Also, this would propel the car manufacturers to revise their product strategy and focus on compact and lightweight models again, reports Autocar UK. The British automotive publication has quoted Cobee saying that using aluminium instead of steel would increase manufacturing costs for the automakers. This would inevitably impact the sticker price of the vehicles. He also said that since the car manufacturers are exploring means to avoid higher production costs, they will look at other ways to boost the EV range. He believes that the automakers will focus more on making the future EVs aerodynamic since tall and boxy bodies hurt efficiency.
Cobee said that regulators would put brakes on the SUV boom by limiting incentives only to electric vehicles that weigh under a certain threshold, forcing the automakers to sooner or later engineer smaller EVs. This comes as a pretty interesting perspective from the top brass of the French auto giant, and that too at a time when auto manufacturers worldwide are increasingly focusing on making SUVs to make a fortune.
Consumers, too, are showing ever-increasing interest in buying SUVs than buying any other type of vehicle. The hype is so much that automakers who have traditionally shied away from making boxy SUVs have started making them to be on the profit path. For example, luxury car brands like Bentley, Rolls-Royce, Ferrari, and Lamborghini – have all jumped on the SUV bandwagon to make more profit.

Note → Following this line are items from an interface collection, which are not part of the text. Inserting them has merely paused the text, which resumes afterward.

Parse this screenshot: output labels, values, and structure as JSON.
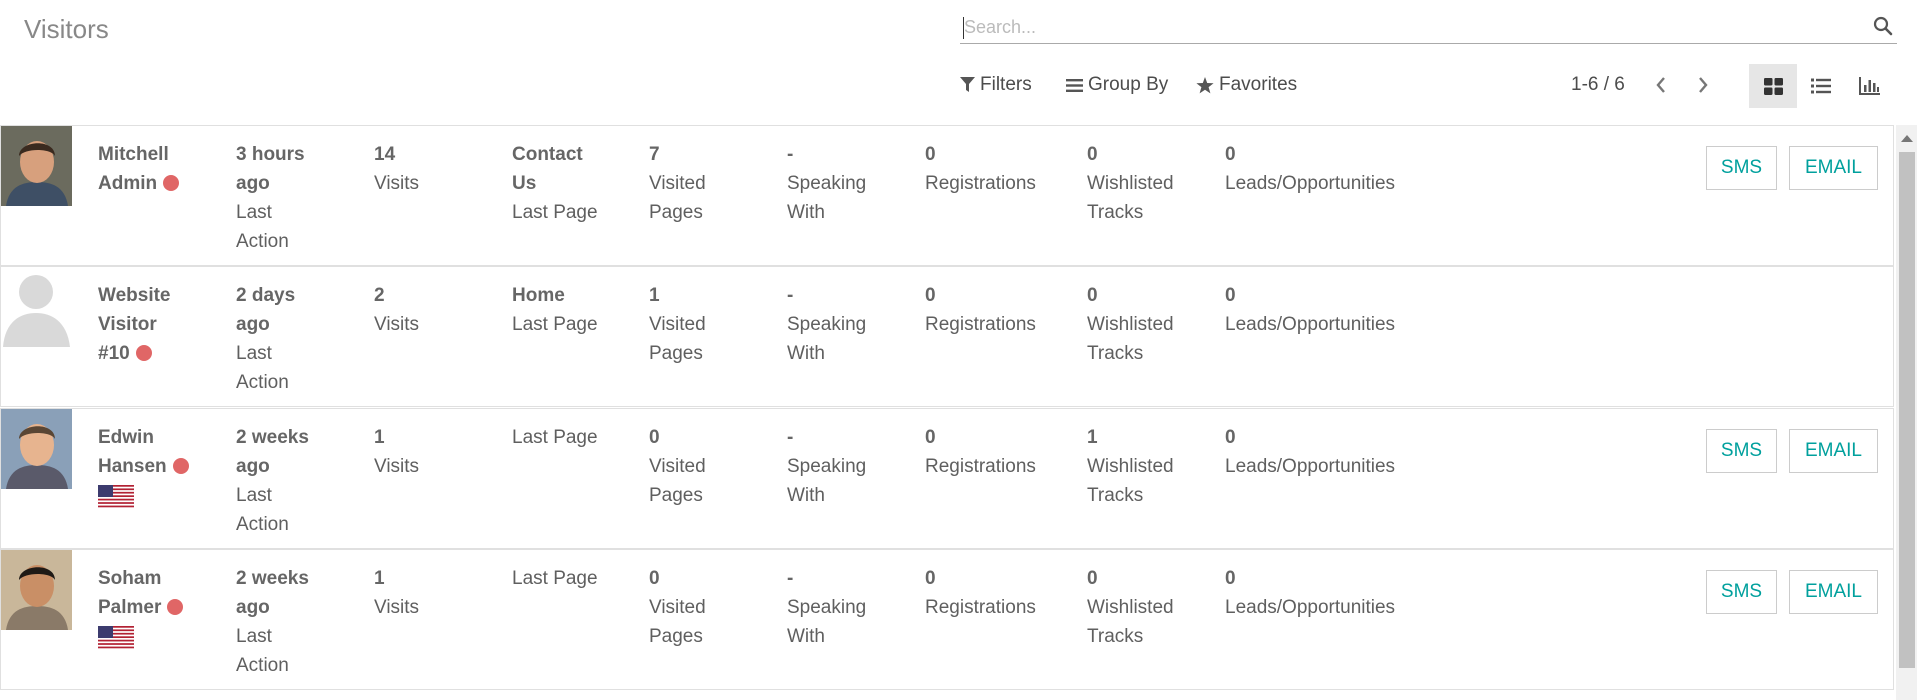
{
  "page": {
    "title": "Visitors"
  },
  "search": {
    "placeholder": "Search..."
  },
  "filters": {
    "filters_label": "Filters",
    "groupby_label": "Group By",
    "favorites_label": "Favorites"
  },
  "pager": {
    "text": "1-6 / 6"
  },
  "views": [
    "kanban-view",
    "list-view",
    "graph-view"
  ],
  "colors": {
    "accent": "#00a09d",
    "online_dot": "#e06666",
    "text": "#4c4c4c"
  },
  "records": [
    {
      "name_lines": [
        "Mitchell",
        "Admin"
      ],
      "online": true,
      "flag": false,
      "avatar": "photo",
      "last_action_value": [
        "3 hours",
        "ago"
      ],
      "last_action_label": [
        "Last",
        "Action"
      ],
      "visits_value": "14",
      "visits_label": "Visits",
      "last_page_value": [
        "Contact",
        "Us"
      ],
      "last_page_label": "Last Page",
      "visited_pages_value": "7",
      "visited_pages_label": [
        "Visited",
        "Pages"
      ],
      "speaking_value": "-",
      "speaking_label": [
        "Speaking",
        "With"
      ],
      "registrations_value": "0",
      "registrations_label": "Registrations",
      "wishlisted_value": "0",
      "wishlisted_label": [
        "Wishlisted",
        "Tracks"
      ],
      "leads_value": "0",
      "leads_label": "Leads/Opportunities",
      "sms_label": "SMS",
      "email_label": "EMAIL",
      "has_buttons": true
    },
    {
      "name_lines": [
        "Website",
        "Visitor",
        "#10"
      ],
      "online": true,
      "flag": false,
      "avatar": "placeholder",
      "last_action_value": [
        "2 days",
        "ago"
      ],
      "last_action_label": [
        "Last",
        "Action"
      ],
      "visits_value": "2",
      "visits_label": "Visits",
      "last_page_value": [
        "Home"
      ],
      "last_page_label": "Last Page",
      "visited_pages_value": "1",
      "visited_pages_label": [
        "Visited",
        "Pages"
      ],
      "speaking_value": "-",
      "speaking_label": [
        "Speaking",
        "With"
      ],
      "registrations_value": "0",
      "registrations_label": "Registrations",
      "wishlisted_value": "0",
      "wishlisted_label": [
        "Wishlisted",
        "Tracks"
      ],
      "leads_value": "0",
      "leads_label": "Leads/Opportunities",
      "has_buttons": false
    },
    {
      "name_lines": [
        "Edwin",
        "Hansen"
      ],
      "online": true,
      "flag": true,
      "avatar": "photo",
      "last_action_value": [
        "2 weeks",
        "ago"
      ],
      "last_action_label": [
        "Last",
        "Action"
      ],
      "visits_value": "1",
      "visits_label": "Visits",
      "last_page_value": [],
      "last_page_label": "Last Page",
      "visited_pages_value": "0",
      "visited_pages_label": [
        "Visited",
        "Pages"
      ],
      "speaking_value": "-",
      "speaking_label": [
        "Speaking",
        "With"
      ],
      "registrations_value": "0",
      "registrations_label": "Registrations",
      "wishlisted_value": "1",
      "wishlisted_label": [
        "Wishlisted",
        "Tracks"
      ],
      "leads_value": "0",
      "leads_label": "Leads/Opportunities",
      "sms_label": "SMS",
      "email_label": "EMAIL",
      "has_buttons": true
    },
    {
      "name_lines": [
        "Soham",
        "Palmer"
      ],
      "online": true,
      "flag": true,
      "avatar": "photo",
      "last_action_value": [
        "2 weeks",
        "ago"
      ],
      "last_action_label": [
        "Last",
        "Action"
      ],
      "visits_value": "1",
      "visits_label": "Visits",
      "last_page_value": [],
      "last_page_label": "Last Page",
      "visited_pages_value": "0",
      "visited_pages_label": [
        "Visited",
        "Pages"
      ],
      "speaking_value": "-",
      "speaking_label": [
        "Speaking",
        "With"
      ],
      "registrations_value": "0",
      "registrations_label": "Registrations",
      "wishlisted_value": "0",
      "wishlisted_label": [
        "Wishlisted",
        "Tracks"
      ],
      "leads_value": "0",
      "leads_label": "Leads/Opportunities",
      "sms_label": "SMS",
      "email_label": "EMAIL",
      "has_buttons": true
    }
  ]
}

Oli was the EV unveiled by the French firm. Besides being focused on affordable EVs, the automaker is also focused on design and efficiency. There’s a significant focus on making a car that forsakes the big, heavy batteries of many current EVs, instead chasing efficiency through a lightweight design and aerodynamics. And it uses several innovative materials made from recycled parts, with the intention that a production version could be easily repaired and refreshed so it can be leased out several times – before being entirely recycled at the end of its usable life.